§ Exercise materials:
● ● ● ● ● ● ●

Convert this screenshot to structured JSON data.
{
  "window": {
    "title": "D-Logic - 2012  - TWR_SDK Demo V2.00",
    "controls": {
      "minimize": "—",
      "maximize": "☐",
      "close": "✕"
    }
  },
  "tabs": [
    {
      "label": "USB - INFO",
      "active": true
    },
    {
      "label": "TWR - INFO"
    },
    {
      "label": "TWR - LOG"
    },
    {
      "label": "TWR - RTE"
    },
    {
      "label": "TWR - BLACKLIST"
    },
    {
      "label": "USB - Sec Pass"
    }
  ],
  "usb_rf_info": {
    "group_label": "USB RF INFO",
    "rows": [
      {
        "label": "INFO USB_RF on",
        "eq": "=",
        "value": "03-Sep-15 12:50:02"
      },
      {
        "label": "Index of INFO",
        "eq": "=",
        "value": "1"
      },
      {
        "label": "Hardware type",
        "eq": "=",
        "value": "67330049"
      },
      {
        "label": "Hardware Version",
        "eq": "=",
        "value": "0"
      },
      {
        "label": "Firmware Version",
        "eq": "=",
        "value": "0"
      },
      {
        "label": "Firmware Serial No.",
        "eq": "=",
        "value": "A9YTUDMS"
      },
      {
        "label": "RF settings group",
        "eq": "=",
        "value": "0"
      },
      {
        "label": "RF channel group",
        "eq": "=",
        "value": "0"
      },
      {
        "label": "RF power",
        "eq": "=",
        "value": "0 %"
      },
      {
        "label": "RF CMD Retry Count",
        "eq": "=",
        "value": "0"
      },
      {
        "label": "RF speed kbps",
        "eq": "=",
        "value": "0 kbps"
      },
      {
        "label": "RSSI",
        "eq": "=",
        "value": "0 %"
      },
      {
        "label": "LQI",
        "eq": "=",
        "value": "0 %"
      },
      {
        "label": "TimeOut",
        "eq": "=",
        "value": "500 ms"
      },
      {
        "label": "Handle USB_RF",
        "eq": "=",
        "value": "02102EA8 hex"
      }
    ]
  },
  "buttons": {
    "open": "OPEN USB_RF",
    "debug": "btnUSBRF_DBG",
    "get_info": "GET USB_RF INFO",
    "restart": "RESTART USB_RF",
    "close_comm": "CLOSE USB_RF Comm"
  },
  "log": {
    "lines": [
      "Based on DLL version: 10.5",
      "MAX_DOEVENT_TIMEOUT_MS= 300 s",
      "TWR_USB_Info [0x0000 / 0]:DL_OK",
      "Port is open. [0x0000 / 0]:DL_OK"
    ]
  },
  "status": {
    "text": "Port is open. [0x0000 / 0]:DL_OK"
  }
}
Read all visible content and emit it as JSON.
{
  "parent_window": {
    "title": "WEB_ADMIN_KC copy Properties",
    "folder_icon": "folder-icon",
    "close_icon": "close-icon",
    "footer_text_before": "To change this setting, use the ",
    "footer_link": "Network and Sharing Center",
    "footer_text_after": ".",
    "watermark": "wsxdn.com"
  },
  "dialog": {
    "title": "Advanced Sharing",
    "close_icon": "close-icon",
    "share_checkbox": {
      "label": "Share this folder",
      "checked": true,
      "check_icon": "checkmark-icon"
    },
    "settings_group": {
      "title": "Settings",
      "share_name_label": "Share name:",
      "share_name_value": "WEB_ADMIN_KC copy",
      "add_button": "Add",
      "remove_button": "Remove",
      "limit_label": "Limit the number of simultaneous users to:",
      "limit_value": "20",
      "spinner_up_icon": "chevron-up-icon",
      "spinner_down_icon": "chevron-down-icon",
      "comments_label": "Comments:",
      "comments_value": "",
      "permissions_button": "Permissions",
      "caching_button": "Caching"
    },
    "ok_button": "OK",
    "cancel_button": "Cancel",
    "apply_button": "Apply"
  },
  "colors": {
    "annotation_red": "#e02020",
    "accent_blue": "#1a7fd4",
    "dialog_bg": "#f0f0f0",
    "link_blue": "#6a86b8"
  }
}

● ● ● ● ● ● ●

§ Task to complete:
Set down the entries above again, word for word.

§ Reply to the task:
Convert this screenshot to structured JSON data.
{
  "window": {
    "title": "D-Logic - 2012  - TWR_SDK Demo V2.00",
    "controls": {
      "minimize": "—",
      "maximize": "☐",
      "close": "✕"
    }
  },
  "tabs": [
    {
      "label": "USB - INFO",
      "active": true
    },
    {
      "label": "TWR - INFO"
    },
    {
      "label": "TWR - LOG"
    },
    {
      "label": "TWR - RTE"
    },
    {
      "label": "TWR - BLACKLIST"
    },
    {
      "label": "USB - Sec Pass"
    }
  ],
  "usb_rf_info": {
    "group_label": "USB RF INFO",
    "rows": [
      {
        "label": "INFO USB_RF on",
        "eq": "=",
        "value": "03-Sep-15 12:50:02"
      },
      {
        "label": "Index of INFO",
        "eq": "=",
        "value": "1"
      },
      {
        "label": "Hardware type",
        "eq": "=",
        "value": "67330049"
      },
      {
        "label": "Hardware Version",
        "eq": "=",
        "value": "0"
      },
      {
        "label": "Firmware Version",
        "eq": "=",
        "value": "0"
      },
      {
        "label": "Firmware Serial No.",
        "eq": "=",
        "value": "A9YTUDMS"
      },
      {
        "label": "RF settings group",
        "eq": "=",
        "value": "0"
      },
      {
        "label": "RF channel group",
        "eq": "=",
        "value": "0"
      },
      {
        "label": "RF power",
        "eq": "=",
        "value": "0 %"
      },
      {
        "label": "RF CMD Retry Count",
        "eq": "=",
        "value": "0"
      },
      {
        "label": "RF speed kbps",
        "eq": "=",
        "value": "0 kbps"
      },
      {
        "label": "RSSI",
        "eq": "=",
        "value": "0 %"
      },
      {
        "label": "LQI",
        "eq": "=",
        "value": "0 %"
      },
      {
        "label": "TimeOut",
        "eq": "=",
        "value": "500 ms"
      },
      {
        "label": "Handle USB_RF",
        "eq": "=",
        "value": "02102EA8 hex"
      }
    ]
  },
  "buttons": {
    "open": "OPEN USB_RF",
    "debug": "btnUSBRF_DBG",
    "get_info": "GET USB_RF INFO",
    "restart": "RESTART USB_RF",
    "close_comm": "CLOSE USB_RF Comm"
  },
  "log": {
    "lines": [
      "Based on DLL version: 10.5",
      "MAX_DOEVENT_TIMEOUT_MS= 300 s",
      "TWR_USB_Info [0x0000 / 0]:DL_OK",
      "Port is open. [0x0000 / 0]:DL_OK"
    ]
  },
  "status": {
    "text": "Port is open. [0x0000 / 0]:DL_OK"
  }
}
Read all visible content and emit it as JSON.
{
  "parent_window": {
    "title": "WEB_ADMIN_KC copy Properties",
    "folder_icon": "folder-icon",
    "close_icon": "close-icon",
    "footer_text_before": "To change this setting, use the ",
    "footer_link": "Network and Sharing Center",
    "footer_text_after": ".",
    "watermark": "wsxdn.com"
  },
  "dialog": {
    "title": "Advanced Sharing",
    "close_icon": "close-icon",
    "share_checkbox": {
      "label": "Share this folder",
      "checked": true,
      "check_icon": "checkmark-icon"
    },
    "settings_group": {
      "title": "Settings",
      "share_name_label": "Share name:",
      "share_name_value": "WEB_ADMIN_KC copy",
      "add_button": "Add",
      "remove_button": "Remove",
      "limit_label": "Limit the number of simultaneous users to:",
      "limit_value": "20",
      "spinner_up_icon": "chevron-up-icon",
      "spinner_down_icon": "chevron-down-icon",
      "comments_label": "Comments:",
      "comments_value": "",
      "permissions_button": "Permissions",
      "caching_button": "Caching"
    },
    "ok_button": "OK",
    "cancel_button": "Cancel",
    "apply_button": "Apply"
  },
  "colors": {
    "annotation_red": "#e02020",
    "accent_blue": "#1a7fd4",
    "dialog_bg": "#f0f0f0",
    "link_blue": "#6a86b8"
  }
}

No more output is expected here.